Prime interest rates and the market value of Gold

Before the Feds Emergency rate cut on Friday the bias was to higher rates across the board. For example the Australian Reserve Bank increased prime interest rates by 0.25% and even now after the stock market pummeling, continues to warn of more to come. This article explains why interest rates are about to go higher at exactly the WORST possible time.

The question foremost on investors minds is whether a turbulent stock market warrants halting interest rate increases or, in the case of the US, decreasing rates to resuscitate the Real Estate, options and credit markets.

It never ceases to amaze us that central bankers blame price inflation for increasing interest rates when in fact it is their own money printing that causes price levels to rise. The simple fact is that global printing presses have run too hard for too long for anyone to be able to prevent price levels from breaking out. This leaves jawboning and raising interest rate as the only effective tools in controlling the public perception on inflation. In other words, inflation is now baked in the cake and in the world of central banking (where perception is king) the blame is put on stronger than expected global growth.

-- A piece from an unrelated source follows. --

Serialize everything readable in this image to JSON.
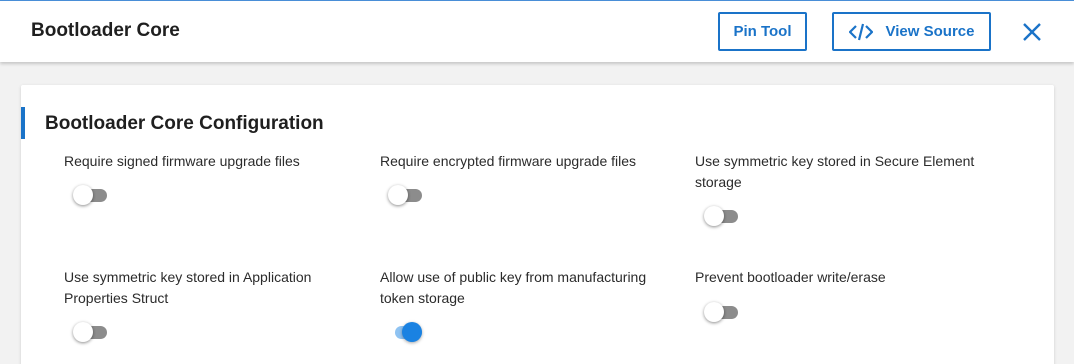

Boil it down for us Greg. What does it all mean?

It means we are in for higher interest rates across the entire yield curve at exactly the WORST possible time:

Short Yields:

Chart 1 – Australia 1 month Bank Bill prime interest rates

The recent hike in interest rates by the Reserve Bank of Australia caused rates to break above previous support (red line) and painted a target of 8.25% (green line).

Australia has lead the charge on inflation because its economy is so sensitive to underlying commodity price pressures.

Long Yields:

Up until now the treasury market has been the major recipient of a flight to quality. But as chart 2 shows, Bonds are about to hit some headwinds as they approach support in the form of a long-term rising trend line.
Chart 2 – Bonds are approaching Long-term support (lower blue line)

The implications of the above chart is that long-term yields are about to reverse higher. There are 2 possible scenarios we could envisage which would cause Bonds to lose their safe haven status:

1 – The strong global growth scenario regains dominance, perceived market risk decreases and inflation has its way.

2 – The credit market contagion spreads into AAA paper and finally into treasuries causing the US Dollar to drop like a stone.

It seems improbable (to us at least) that scenario 1 will play out due to the extent of the credit market problems. Which leaves scenario 2 as our highest probability outcome.